**Data about app and page elements:**
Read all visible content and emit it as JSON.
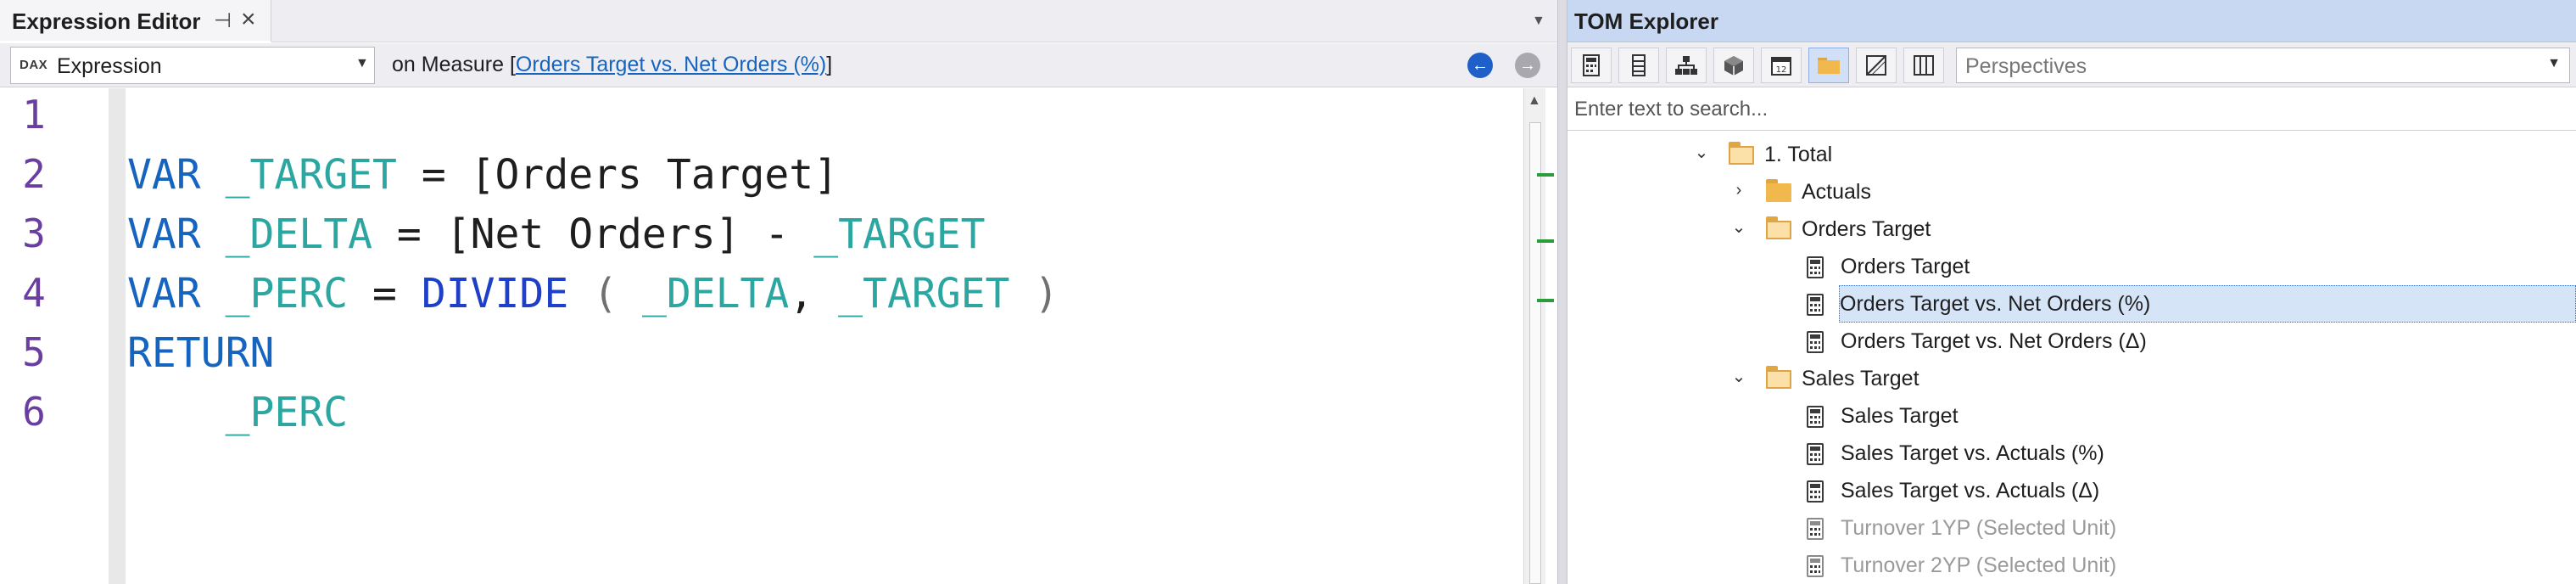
{
  "editor": {
    "title": "Expression Editor",
    "pin_glyph": "⊣",
    "close_glyph": "×",
    "overflow_glyph": "▼",
    "dax_badge": "DAX",
    "expression_select": "Expression",
    "dropdown_glyph": "▼",
    "measure_prefix": "on Measure [",
    "measure_name": "Orders Target vs. Net Orders (%)",
    "measure_suffix": "]",
    "back_glyph": "←",
    "forward_glyph": "→",
    "scroll_up_glyph": "▲",
    "line_numbers": [
      "1",
      "2",
      "3",
      "4",
      "5",
      "6"
    ],
    "code": {
      "l2": {
        "kw": "VAR",
        "var": "_TARGET",
        "eq": "=",
        "rest": "[Orders Target]"
      },
      "l3": {
        "kw": "VAR",
        "var": "_DELTA",
        "eq": "=",
        "rest": "[Net Orders] -",
        "var2": "_TARGET"
      },
      "l4": {
        "kw": "VAR",
        "var": "_PERC",
        "eq": "=",
        "fn": "DIVIDE",
        "open": "(",
        "a1": "_DELTA",
        "comma": ",",
        "a2": "_TARGET",
        "close": ")"
      },
      "l5": {
        "kw": "RETURN"
      },
      "l6": {
        "var": "_PERC"
      }
    }
  },
  "tom": {
    "title": "TOM Explorer",
    "toolbar_icons": [
      "calculator-icon",
      "column-icon",
      "hierarchy-icon",
      "cube-icon",
      "calendar-icon",
      "folder-icon",
      "partition-icon",
      "grid-icon"
    ],
    "perspectives": "Perspectives",
    "dropdown_glyph": "▼",
    "search_placeholder": "Enter text to search...",
    "tree": [
      {
        "label": "1. Total",
        "type": "folder-open",
        "expander": "⌄",
        "level": 0
      },
      {
        "label": "Actuals",
        "type": "folder",
        "expander": "›",
        "level": 1
      },
      {
        "label": "Orders Target",
        "type": "folder-open",
        "expander": "⌄",
        "level": 1
      },
      {
        "label": "Orders Target",
        "type": "measure",
        "level": 2
      },
      {
        "label": "Orders Target vs. Net Orders (%)",
        "type": "measure",
        "level": 2,
        "selected": true
      },
      {
        "label": "Orders Target vs. Net Orders (Δ)",
        "type": "measure",
        "level": 2
      },
      {
        "label": "Sales Target",
        "type": "folder-open",
        "expander": "⌄",
        "level": 1
      },
      {
        "label": "Sales Target",
        "type": "measure",
        "level": 2
      },
      {
        "label": "Sales Target vs. Actuals (%)",
        "type": "measure",
        "level": 2
      },
      {
        "label": "Sales Target vs. Actuals (Δ)",
        "type": "measure",
        "level": 2
      },
      {
        "label": "Turnover 1YP (Selected Unit)",
        "type": "measure",
        "level": 2,
        "dim": true
      },
      {
        "label": "Turnover 2YP (Selected Unit)",
        "type": "measure",
        "level": 2,
        "dim": true
      }
    ]
  },
  "colors": {
    "keyword": "#1565c0",
    "variable": "#2ba6a0",
    "function": "#1e40c8",
    "line_number": "#6a3ea1",
    "tom_header": "#c9d8f2",
    "selection": "#d6e4f8"
  }
}
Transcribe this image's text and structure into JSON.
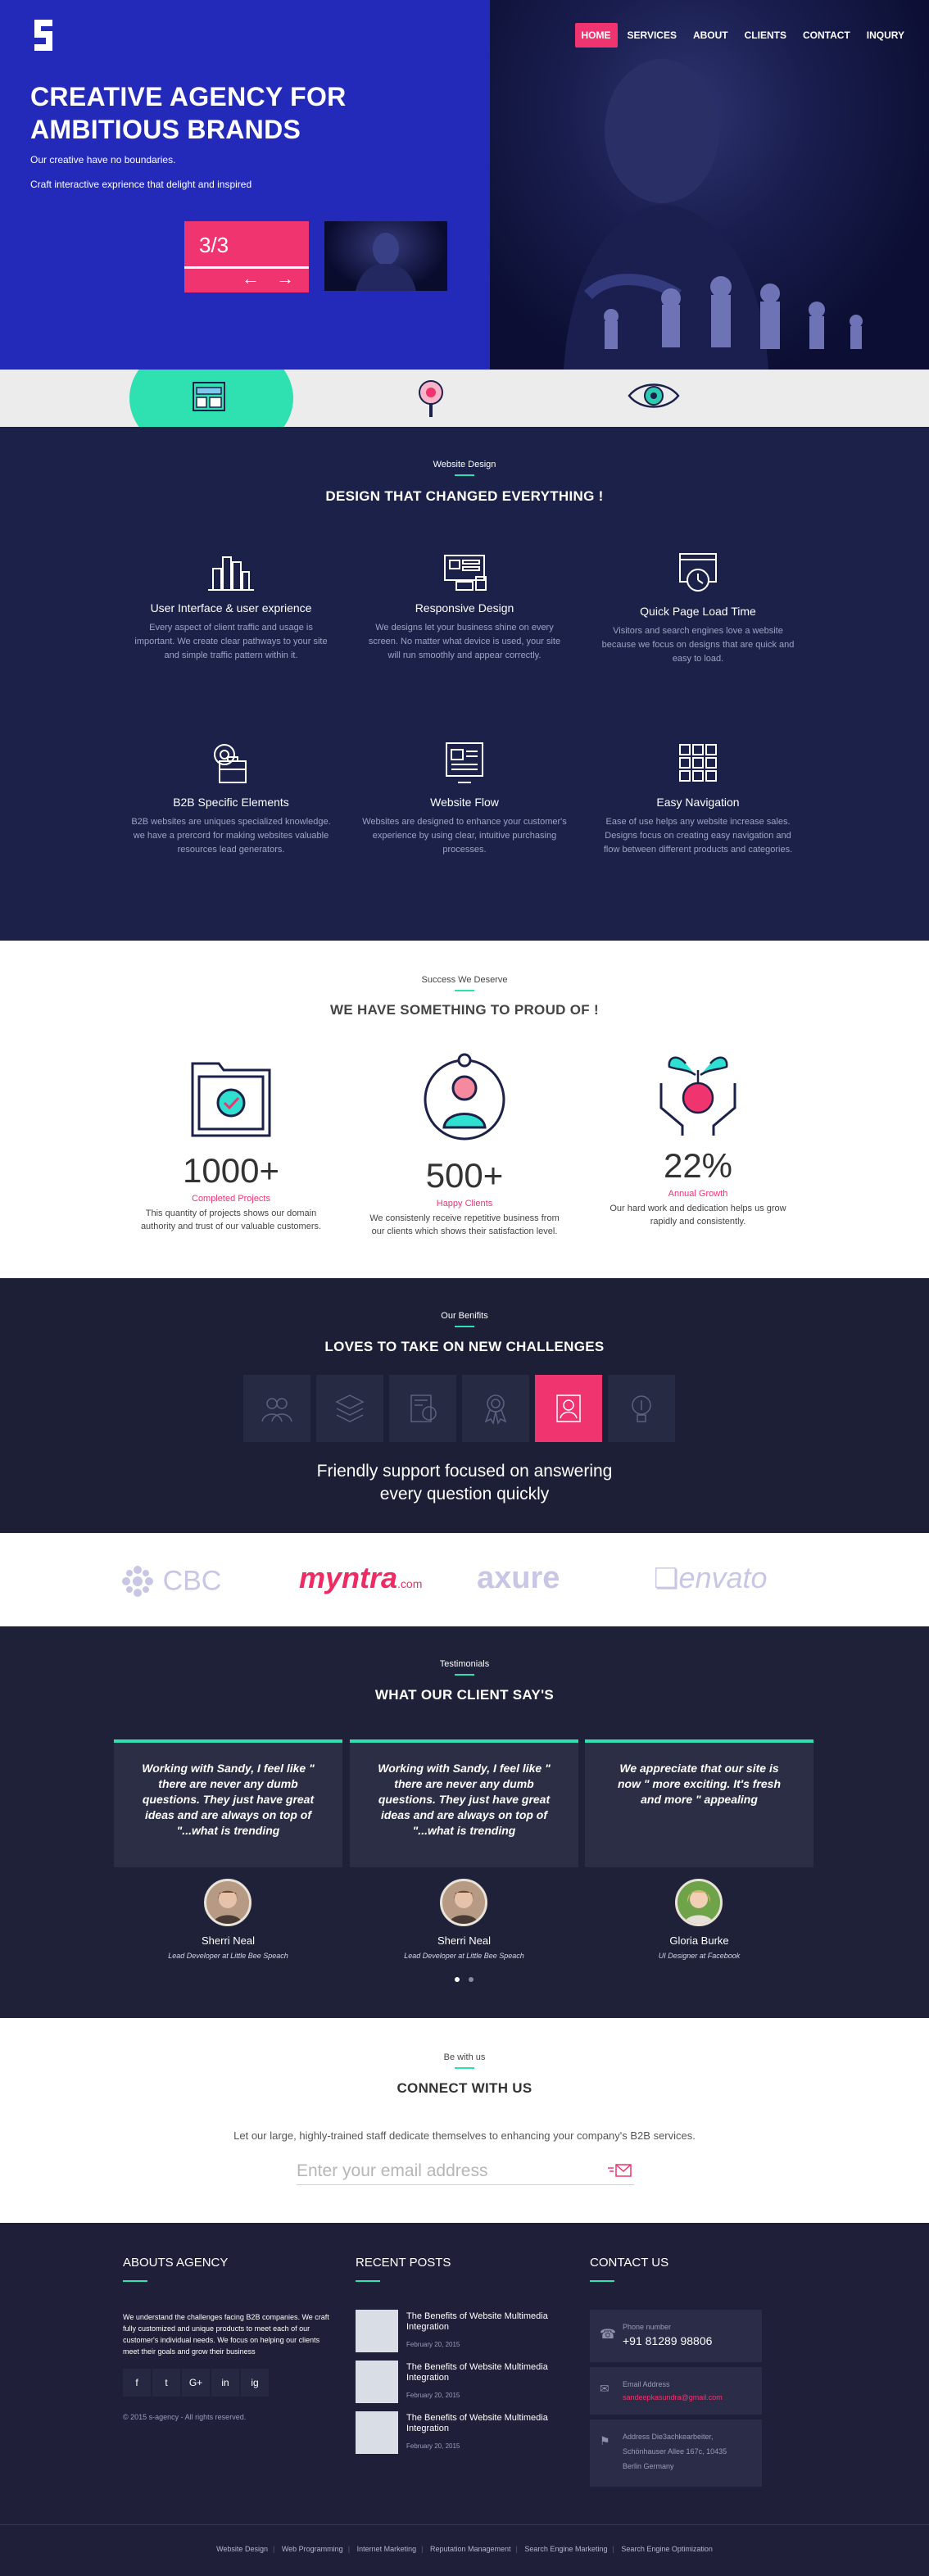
{
  "nav": {
    "items": [
      "HOME",
      "SERVICES",
      "ABOUT",
      "CLIENTS",
      "CONTACT",
      "INQURY"
    ],
    "active": "HOME"
  },
  "hero": {
    "title": "CREATIVE AGENCY FOR AMBITIOUS BRANDS",
    "subtitle": "Our creative have no boundaries.",
    "subtitle2": "Craft interactive exprience that delight and inspired",
    "slide_counter": "3/3",
    "prev_icon": "arrow-left-icon",
    "next_icon": "arrow-right-icon"
  },
  "strip": {
    "icons": [
      "website-layout-icon",
      "magnifier-gear-icon",
      "eye-icon"
    ]
  },
  "design": {
    "kicker": "Website Design",
    "heading": "DESIGN THAT CHANGED EVERYTHING !",
    "features": [
      {
        "icon": "city-buildings-icon",
        "title": "User Interface & user exprience",
        "text": "Every aspect of client traffic and usage is important. We create clear pathways to your site and simple traffic pattern within it."
      },
      {
        "icon": "devices-icon",
        "title": "Responsive Design",
        "text": "We designs let your business shine on every screen. No matter what device is used, your site will run smoothly and appear correctly."
      },
      {
        "icon": "stopwatch-browser-icon",
        "title": "Quick Page Load Time",
        "text": "Visitors and search engines love a website because we focus on designs that are quick and easy to load."
      },
      {
        "icon": "gear-briefcase-icon",
        "title": "B2B Specific Elements",
        "text": "B2B websites are uniques specialized knowledge. we have a prercord for making websites valuable resources lead generators."
      },
      {
        "icon": "web-document-icon",
        "title": "Website Flow",
        "text": "Websites are designed to enhance your customer's experience by using clear, intuitive purchasing processes."
      },
      {
        "icon": "grid-icon",
        "title": "Easy Navigation",
        "text": "Ease of use helps any website increase sales. Designs focus on creating easy navigation and flow between different products and categories."
      }
    ]
  },
  "stats": {
    "kicker": "Success We Deserve",
    "heading": "WE HAVE SOMETHING TO PROUD OF !",
    "items": [
      {
        "icon": "folder-check-icon",
        "value": "1000+",
        "label": "Completed Projects",
        "text": "This quantity of projects shows our domain authority and trust of our valuable customers."
      },
      {
        "icon": "client-cycle-icon",
        "value": "500+",
        "label": "Happy Clients",
        "text": "We consistenly receive repetitive business from our clients which shows their satisfaction level."
      },
      {
        "icon": "growth-plant-icon",
        "value": "22%",
        "label": "Annual Growth",
        "text": "Our hard work and dedication helps us grow rapidly and consistently."
      }
    ]
  },
  "benefits": {
    "kicker": "Our Benifits",
    "heading": "LOVES TO TAKE ON NEW CHALLENGES",
    "tiles": [
      "users-icon",
      "layers-icon",
      "document-gear-icon",
      "award-icon",
      "support-agent-icon",
      "lightbulb-icon"
    ],
    "active_index": 4,
    "text_line1": "Friendly support focused on answering",
    "text_line2": "every question quickly"
  },
  "brands": {
    "items": [
      "CBC",
      "myntra",
      ".com",
      "axure",
      "envato"
    ]
  },
  "testimonials": {
    "kicker": "Testimonials",
    "heading": "WHAT OUR CLIENT SAY'S",
    "items": [
      {
        "quote": "Working with Sandy, I feel like \" there are never any dumb questions. They just have great ideas and are always on top of \"...what is trending",
        "name": "Sherri Neal",
        "role": "Lead Developer at Little Bee Speach"
      },
      {
        "quote": "Working with Sandy, I feel like \" there are never any dumb questions. They just have great ideas and are always on top of \"...what is trending",
        "name": "Sherri Neal",
        "role": "Lead Developer at Little Bee Speach"
      },
      {
        "quote": "We appreciate that our site is now \" more exciting. It's fresh and more \" appealing",
        "name": "Gloria Burke",
        "role": "UI Designer at Facebook"
      }
    ]
  },
  "connect": {
    "kicker": "Be with us",
    "heading": "CONNECT WITH US",
    "text": "Let our large, highly-trained staff dedicate themselves to enhancing your company's B2B services.",
    "email_placeholder": "Enter your email address",
    "send_icon": "send-mail-icon"
  },
  "footer": {
    "about_title": "ABOUTS AGENCY",
    "about_text": "We understand the challenges facing B2B companies. We craft fully customized and unique products to meet each of our customer's individual needs. We focus on helping our clients meet their goals and grow their business",
    "social": [
      "f",
      "t",
      "G+",
      "in",
      "ig"
    ],
    "copyright": "© 2015 s-agency - All rights reserved.",
    "posts_title": "RECENT POSTS",
    "posts": [
      {
        "title": "The Benefits of Website Multimedia Integration",
        "date": "February 20, 2015"
      },
      {
        "title": "The Benefits of Website Multimedia Integration",
        "date": "February 20, 2015"
      },
      {
        "title": "The Benefits of Website Multimedia Integration",
        "date": "February 20, 2015"
      }
    ],
    "contact_title": "CONTACT US",
    "phone_label": "Phone number",
    "phone": "+91 81289 98806",
    "email_label": "Email Address",
    "email": "sandeepkasundra@gmail.com",
    "address_label": "Address Die3achkearbeiter,",
    "address_line2": "Schönhauser Allee 167c, 10435",
    "address_line3": "Berlin Germany"
  },
  "bottom_links": [
    "Website Design",
    "Web Programming",
    "Internet Marketing",
    "Reputation Management",
    "Search Engine Marketing",
    "Search Engine Optimization"
  ],
  "colors": {
    "accent": "#f0346f",
    "teal": "#2fe0b0",
    "hero_blue": "#2329b8",
    "navy": "#1c2149"
  }
}
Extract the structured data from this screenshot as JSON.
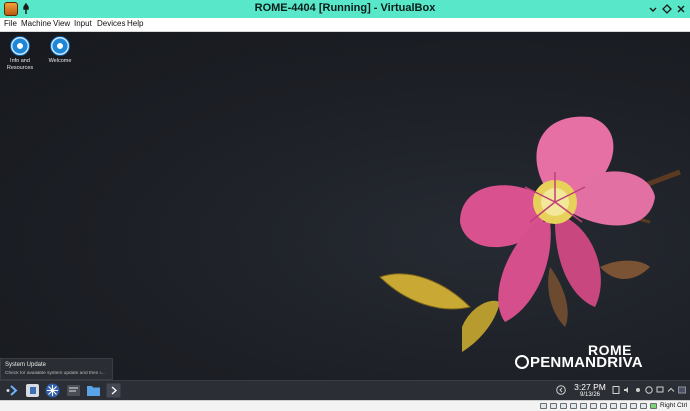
{
  "window": {
    "title": "ROME-4404 [Running] - VirtualBox"
  },
  "menu": [
    "File",
    "Machine",
    "View",
    "Input",
    "Devices",
    "Help"
  ],
  "desktop_icons": [
    {
      "label_line1": "Info and",
      "label_line2": "Resources"
    },
    {
      "label_line1": "Welcome",
      "label_line2": ""
    }
  ],
  "wallpaper": {
    "brand_top": "ROME",
    "brand_bottom": "PENMANDRIVA"
  },
  "notification": {
    "title": "System Update",
    "body": "Check for available system update and then i..."
  },
  "taskbar": {
    "time": "3:27 PM",
    "date": "9/13/26"
  },
  "statusbar": {
    "host_key": "Right Ctrl"
  },
  "colors": {
    "titlebar": "#58e7c8",
    "desktop": "#1c1f25",
    "taskbar": "#2b2e34"
  },
  "icons": [
    "virtualbox-icon",
    "pin-icon",
    "minimize-icon",
    "maximize-icon",
    "close-icon",
    "app-launcher-icon",
    "discover-icon",
    "settings-icon",
    "terminal-icon",
    "file-manager-icon",
    "volume-icon",
    "network-icon"
  ]
}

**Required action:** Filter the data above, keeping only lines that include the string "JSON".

**Answer to this task:**
Read all visible content and emit it as JSON.
Transcribe this image's text and structure into JSON.
Extract the structured data from this screenshot as JSON.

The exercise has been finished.